═════ Records for this exercise

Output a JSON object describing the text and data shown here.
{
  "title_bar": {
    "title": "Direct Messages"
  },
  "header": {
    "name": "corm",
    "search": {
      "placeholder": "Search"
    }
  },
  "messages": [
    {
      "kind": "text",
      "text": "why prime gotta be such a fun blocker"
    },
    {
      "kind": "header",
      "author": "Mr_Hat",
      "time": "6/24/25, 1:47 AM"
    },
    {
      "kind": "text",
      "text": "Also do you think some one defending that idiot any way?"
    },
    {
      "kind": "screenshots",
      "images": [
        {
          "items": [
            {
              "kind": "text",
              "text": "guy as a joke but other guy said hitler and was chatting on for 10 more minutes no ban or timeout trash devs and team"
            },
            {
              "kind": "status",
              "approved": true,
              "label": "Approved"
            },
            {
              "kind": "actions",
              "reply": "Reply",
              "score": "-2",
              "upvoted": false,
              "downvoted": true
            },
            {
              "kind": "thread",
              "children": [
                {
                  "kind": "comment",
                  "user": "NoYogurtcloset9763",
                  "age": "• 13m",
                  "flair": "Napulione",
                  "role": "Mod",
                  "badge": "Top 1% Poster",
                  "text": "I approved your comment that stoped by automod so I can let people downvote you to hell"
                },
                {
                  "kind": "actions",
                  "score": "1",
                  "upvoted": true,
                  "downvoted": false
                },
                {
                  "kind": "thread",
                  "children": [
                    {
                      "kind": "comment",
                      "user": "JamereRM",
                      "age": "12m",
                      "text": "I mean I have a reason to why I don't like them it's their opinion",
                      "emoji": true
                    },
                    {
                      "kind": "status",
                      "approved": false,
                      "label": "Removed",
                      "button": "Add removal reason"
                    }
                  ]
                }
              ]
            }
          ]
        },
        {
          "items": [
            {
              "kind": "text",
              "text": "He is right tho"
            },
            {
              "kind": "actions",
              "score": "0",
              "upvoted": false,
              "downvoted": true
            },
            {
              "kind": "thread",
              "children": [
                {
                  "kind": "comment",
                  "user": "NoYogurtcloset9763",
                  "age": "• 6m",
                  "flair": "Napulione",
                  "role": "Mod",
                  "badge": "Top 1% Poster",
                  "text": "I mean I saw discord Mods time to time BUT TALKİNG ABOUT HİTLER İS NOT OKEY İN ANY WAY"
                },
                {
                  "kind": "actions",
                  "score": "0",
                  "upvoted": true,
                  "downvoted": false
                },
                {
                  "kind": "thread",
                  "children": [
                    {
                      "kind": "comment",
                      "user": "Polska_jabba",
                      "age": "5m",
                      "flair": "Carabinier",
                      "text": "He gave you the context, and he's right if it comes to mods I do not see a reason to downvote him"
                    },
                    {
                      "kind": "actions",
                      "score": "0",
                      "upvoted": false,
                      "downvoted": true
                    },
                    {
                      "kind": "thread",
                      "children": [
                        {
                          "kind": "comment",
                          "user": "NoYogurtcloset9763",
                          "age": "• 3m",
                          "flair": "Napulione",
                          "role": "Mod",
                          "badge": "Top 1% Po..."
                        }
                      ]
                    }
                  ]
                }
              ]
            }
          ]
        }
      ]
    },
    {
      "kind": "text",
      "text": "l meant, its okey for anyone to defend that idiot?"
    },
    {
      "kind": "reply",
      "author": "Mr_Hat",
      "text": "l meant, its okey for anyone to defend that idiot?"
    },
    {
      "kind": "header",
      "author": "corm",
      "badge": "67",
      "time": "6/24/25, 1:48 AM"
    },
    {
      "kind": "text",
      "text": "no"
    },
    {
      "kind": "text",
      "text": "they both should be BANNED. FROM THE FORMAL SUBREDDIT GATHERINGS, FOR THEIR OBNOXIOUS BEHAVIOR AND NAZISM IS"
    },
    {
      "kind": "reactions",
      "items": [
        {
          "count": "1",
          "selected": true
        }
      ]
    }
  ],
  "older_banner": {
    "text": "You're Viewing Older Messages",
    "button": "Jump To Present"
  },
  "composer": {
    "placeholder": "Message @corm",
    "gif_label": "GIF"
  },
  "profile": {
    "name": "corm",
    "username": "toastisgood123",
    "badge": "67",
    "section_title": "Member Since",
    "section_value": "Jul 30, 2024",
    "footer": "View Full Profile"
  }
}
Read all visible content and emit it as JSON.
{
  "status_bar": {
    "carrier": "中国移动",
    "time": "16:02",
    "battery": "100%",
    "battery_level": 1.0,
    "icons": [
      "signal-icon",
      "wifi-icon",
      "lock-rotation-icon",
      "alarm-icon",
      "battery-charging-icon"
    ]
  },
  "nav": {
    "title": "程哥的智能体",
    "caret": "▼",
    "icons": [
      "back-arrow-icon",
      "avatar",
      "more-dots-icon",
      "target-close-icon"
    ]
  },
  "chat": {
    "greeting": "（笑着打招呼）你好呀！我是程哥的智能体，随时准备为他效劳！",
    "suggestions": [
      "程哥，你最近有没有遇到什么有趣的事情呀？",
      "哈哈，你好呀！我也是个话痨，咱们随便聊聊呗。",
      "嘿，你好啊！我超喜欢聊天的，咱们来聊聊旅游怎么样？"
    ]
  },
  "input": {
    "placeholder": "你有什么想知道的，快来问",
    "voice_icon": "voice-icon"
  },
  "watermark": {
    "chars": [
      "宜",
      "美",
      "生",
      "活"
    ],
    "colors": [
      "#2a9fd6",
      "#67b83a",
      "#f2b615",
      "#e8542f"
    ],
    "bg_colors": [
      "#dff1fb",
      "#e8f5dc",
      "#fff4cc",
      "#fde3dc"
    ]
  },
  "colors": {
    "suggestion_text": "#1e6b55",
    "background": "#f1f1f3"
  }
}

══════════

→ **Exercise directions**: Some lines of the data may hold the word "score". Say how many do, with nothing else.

→ **Answer**: 5